However, The Times of India reported that on Monday evening Katju told that he would not appear in the court as “there is a specific prohibition under Article 124(7) of the Constitution against former judges doing so”. He said it was “not proper for Supreme Court to say something like that”.
The Supreme Court on Monday had asked the officer to register the Facebook post by Katju as a suo motu review petition of its September 15 verdict, the bench of Justice Ranjan Gogoi, Justice Prafulla C. Pant and Justice Uday Umesh Lalit noted the post, which said, “Supreme Court has grievously erred in law by not holding Govindaswamy guilty of murder”.
“Such a view coming from a retired judge of this court needs to be treated with greatest of respect and consideration. Office to register a suo motu review petition,” the order by the bench said. The Supreme Court bench said Katju is a “respectable gentleman” and court “requests him to come in court and explain the fundamental flaws in our verdict”.
“We issue notice to Justice Markandey Katju, former judge of this court and request him to appear in court in person and participate in the proceedings on November 11…as to whether the judgment and order dated September 15 passed by this Bench…suffers from any fundamental flaw so as to require exercise of the review jurisdiction,” the bench said.
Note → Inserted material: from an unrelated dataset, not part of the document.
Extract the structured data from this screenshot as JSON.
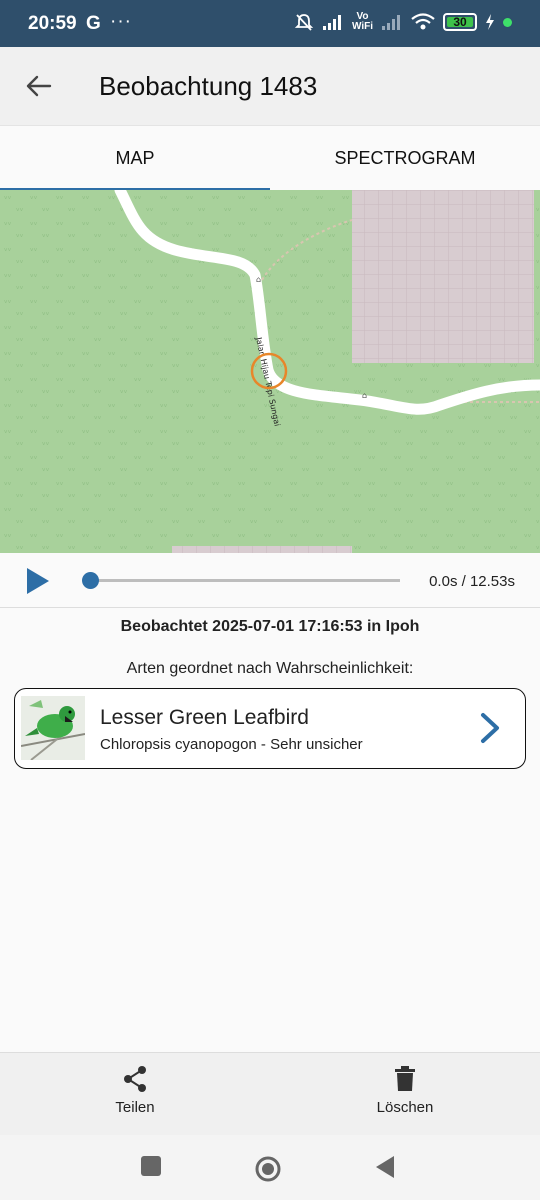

Reportedly, Katju made the comment to a Kerala TV channel and later put it up in his Facebook post.
In his Facebook post, Katju took a different view on the death sentence of the accused Govindaswamy. He took a critical view of the apex court’s statement which said that the intention to kill Soumya hasn’t been proven, and therefore, accused cannot be held guilty of murder.
He explained the case, pointing out the evidences which court has followed and firstly explained the punishment granted by the court and cited the reasons. He said, “What the c0ourt has overlooked is that Section 300 IPC, which defines murder, has 4 parts, and only the first part requires intention to kill.”
Further on, he explained, “With respect to the Supreme Court, it has totally ignored the third part of section 300, and illustration (c). The head is a vital part of the body of a human, and repeated banging it against a wall is sufficient in the ordinary cause to cause death.” He said the court cannot rely on hearsay evidence.
Justice Katju also said, “The judgment needs to be reviewed in an open court hearing.”
The Supreme Court had set aside the death sentence of Govindaswamy accused of rape and murder of a 23-year-old Soumya in 2011, and had awarded him life imprisonment for rape contending that the prosecution couldn’t prove the murder charges.
Govindaswamy had been convicted and sentenced to death by a trial court, and the sentence was confirmed by the Kerala High Court.